The National Basketball Association is an American professional basketball league that competes in the global market for sports entertainment. It is the premier men’s basketball league in North America, with 30 teams competing in two conferences: the Eastern Conference (with an Atlantic Division, a Central Division and a Southeast Division) and the Western Conference (with a Northwest Division, a Southwest Division and a Pacific Division). The top-ranked team in each conference at the end of the regular season participates in a playoff to determine the NBA champion, who claims the title of world champion.

The NBA was founded in 1946 and has its headquarters in New York City. The league is governed by the NBA Board of Governors, which is composed of the presidents of each of the 30 member clubs and a representative from each team’s fan base. The NBA commissioner is the highest-ranking executive in the league and oversees all aspects of the game.

Throughout its history, the NBA has seen many great teams. The Boston Celtics, led by Bill Russell, won the most championships during the 1950s and ’60s, with an astonishing 11 in 13 seasons. The Los Angeles Lakers and San Antonio Spurs also had dynastic runs, with the latter winning six titles in the 2000s.

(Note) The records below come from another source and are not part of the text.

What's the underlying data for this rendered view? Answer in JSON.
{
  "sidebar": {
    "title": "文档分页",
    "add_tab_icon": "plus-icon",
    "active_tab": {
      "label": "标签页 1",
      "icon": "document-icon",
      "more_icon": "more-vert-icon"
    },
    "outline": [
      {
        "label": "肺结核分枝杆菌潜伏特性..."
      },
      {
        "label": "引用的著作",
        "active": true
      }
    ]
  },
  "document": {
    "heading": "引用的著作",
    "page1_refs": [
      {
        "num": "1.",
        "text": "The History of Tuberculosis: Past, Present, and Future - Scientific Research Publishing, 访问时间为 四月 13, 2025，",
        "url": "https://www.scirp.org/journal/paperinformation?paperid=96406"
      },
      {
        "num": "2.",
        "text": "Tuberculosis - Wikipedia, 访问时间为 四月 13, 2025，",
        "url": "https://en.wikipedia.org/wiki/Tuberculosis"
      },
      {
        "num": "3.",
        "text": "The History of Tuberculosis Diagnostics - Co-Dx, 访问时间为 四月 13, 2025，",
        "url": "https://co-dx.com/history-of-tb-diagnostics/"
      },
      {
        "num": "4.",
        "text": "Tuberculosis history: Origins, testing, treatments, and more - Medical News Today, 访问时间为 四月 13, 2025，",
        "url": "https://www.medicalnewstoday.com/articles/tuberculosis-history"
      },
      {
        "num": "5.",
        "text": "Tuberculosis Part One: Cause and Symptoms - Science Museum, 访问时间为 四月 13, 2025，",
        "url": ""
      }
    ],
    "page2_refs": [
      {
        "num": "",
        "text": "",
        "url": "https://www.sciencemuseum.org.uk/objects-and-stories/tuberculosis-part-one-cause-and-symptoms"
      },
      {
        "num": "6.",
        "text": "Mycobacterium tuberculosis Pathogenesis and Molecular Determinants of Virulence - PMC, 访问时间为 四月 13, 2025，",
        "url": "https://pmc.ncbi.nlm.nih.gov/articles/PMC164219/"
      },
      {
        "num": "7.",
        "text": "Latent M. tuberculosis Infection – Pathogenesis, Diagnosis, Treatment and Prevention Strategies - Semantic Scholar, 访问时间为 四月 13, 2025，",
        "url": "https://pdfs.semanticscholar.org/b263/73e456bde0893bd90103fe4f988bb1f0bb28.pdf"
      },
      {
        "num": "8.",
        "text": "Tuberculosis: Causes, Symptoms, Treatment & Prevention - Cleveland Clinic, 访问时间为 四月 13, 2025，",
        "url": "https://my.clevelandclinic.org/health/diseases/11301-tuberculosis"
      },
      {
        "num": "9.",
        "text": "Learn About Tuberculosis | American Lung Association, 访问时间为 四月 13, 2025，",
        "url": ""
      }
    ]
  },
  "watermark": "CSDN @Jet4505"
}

Other notable teams include the Dallas Mavericks, who won three consecutive championships from 2011 to 2013, and the Cleveland Cavaliers, who won the 2016 NBA Finals. In the upcoming season, the Milwaukee Bucks are expected to win their first championship in 40 years.

Since the introduction of the 3-point shot in 1979, NBA players have developed a style of play that requires advanced ball movement and unselfish passing to create open space for teammates to shoot. This new, highly skilled style has evolved into a physically demanding sport that has predictably increased the incidence of injury.

The rate of injuries to NBA players is much higher than that in other major professional sports, such as football, baseball and hockey. This is primarily because NBA players routinely use their bodies to fight for position, and they often attempt to draw contact in the air when shooting the ball. In addition, players frequently use their elbows and forearms to ward off defenders.

This physicality, combined with the fact that the game is played over a long season, has lead to high rates of injury in the NBA. The NBA has adopted many strategies to mitigate the impact of these injuries, including mandatory rest days, expanded use of medical staff and extensive video review of plays.

Although the rate of injury in the NBA is high, there are a number of limitations that should be taken into account when interpreting this data. Firstly, this data only includes injuries that were reported by NBA teams according to specific criteria, so minor injuries may be missed or underreported. Secondly, the data is restricted to games in which the player was active, so injuries incurred during practice or off-court activities are not included.